Brandon Valeriano has some thoughts on how an independent Scotland might conceptualize its national security:
In March of 2015, a cry goes out in the town centre, everyone reacts quickly. Valuables are hidden underground; women and children are stored in hideaways to be kept safe until the danger is over. The sacred and expensive items in the church are removed and the priests flee – they are often the first targeted. The town moves to the defenses, but there is little that they can do to counter the oncoming scourge. The Vikings are off the coast of Scotland, again.
Given that House Windsor has decided against a name that could strike terror into the hearts of the hill-savages-beyond-the-wall, the Scottish position indeed seems relatively secure. If independence happens, this will make Scotland a remarkably interesting case study for security scholars; how do states that fundamentally face no security threats conduct security policy? The answer, most likely, is that Scotland will tend to take as models those countries it most closely resembles, although even in this context Canada and Ireland offer remarkably different defense profiles.
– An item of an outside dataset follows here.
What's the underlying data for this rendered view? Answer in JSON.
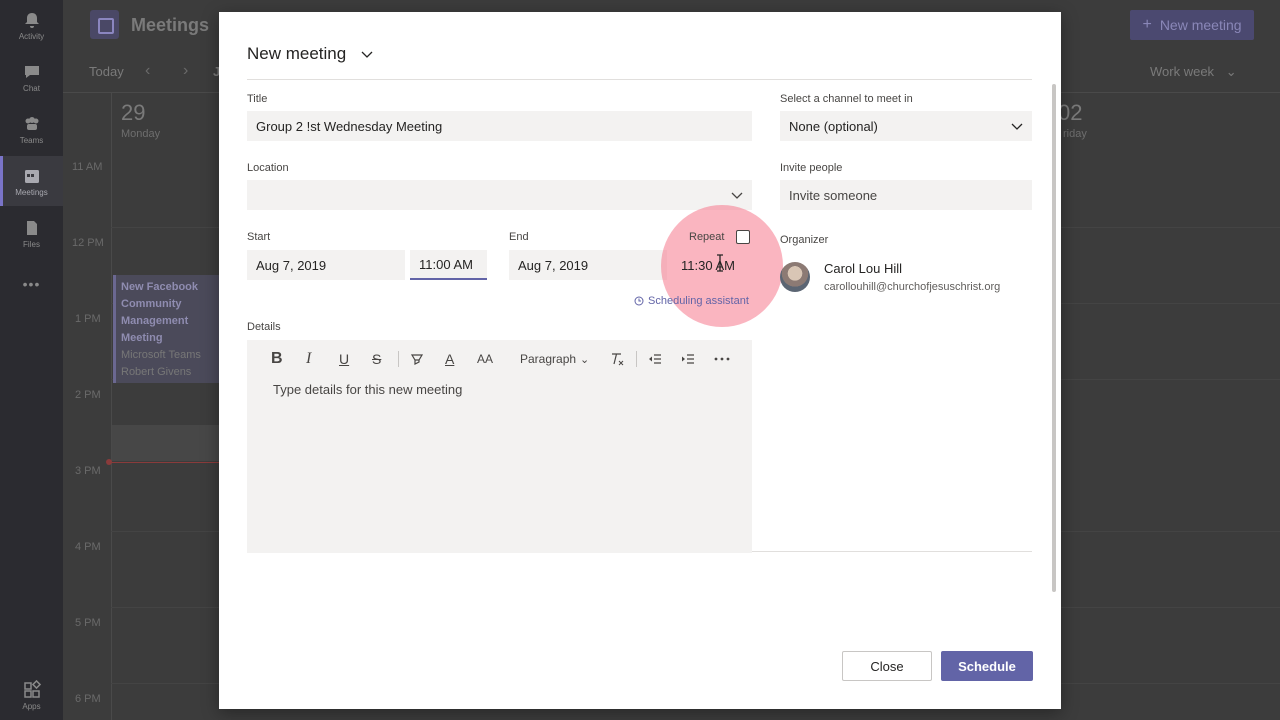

My guess is that if political entrepreneurs take sufficient advantage of Scottish nationalism to actually win independence, the new Scotland will feel compelled to compete with England in military terms, although the nature of this competition is far more likely to be “look how cool our new fighter is compared to the English” rather than “let’s re-fortify Hadrian’s Wall.” For these reasons, unless the Eurofighters are passed directly to the new (presumably independent) Royal Scotland Air Force, I expect that Scotland would go a different direction, opting for either the Gripen or the Rafale. This is to say nothing of the eventual disposition of the Royal Navy in case of Scottish independence, a problem that will be enormously complex and costly to work out.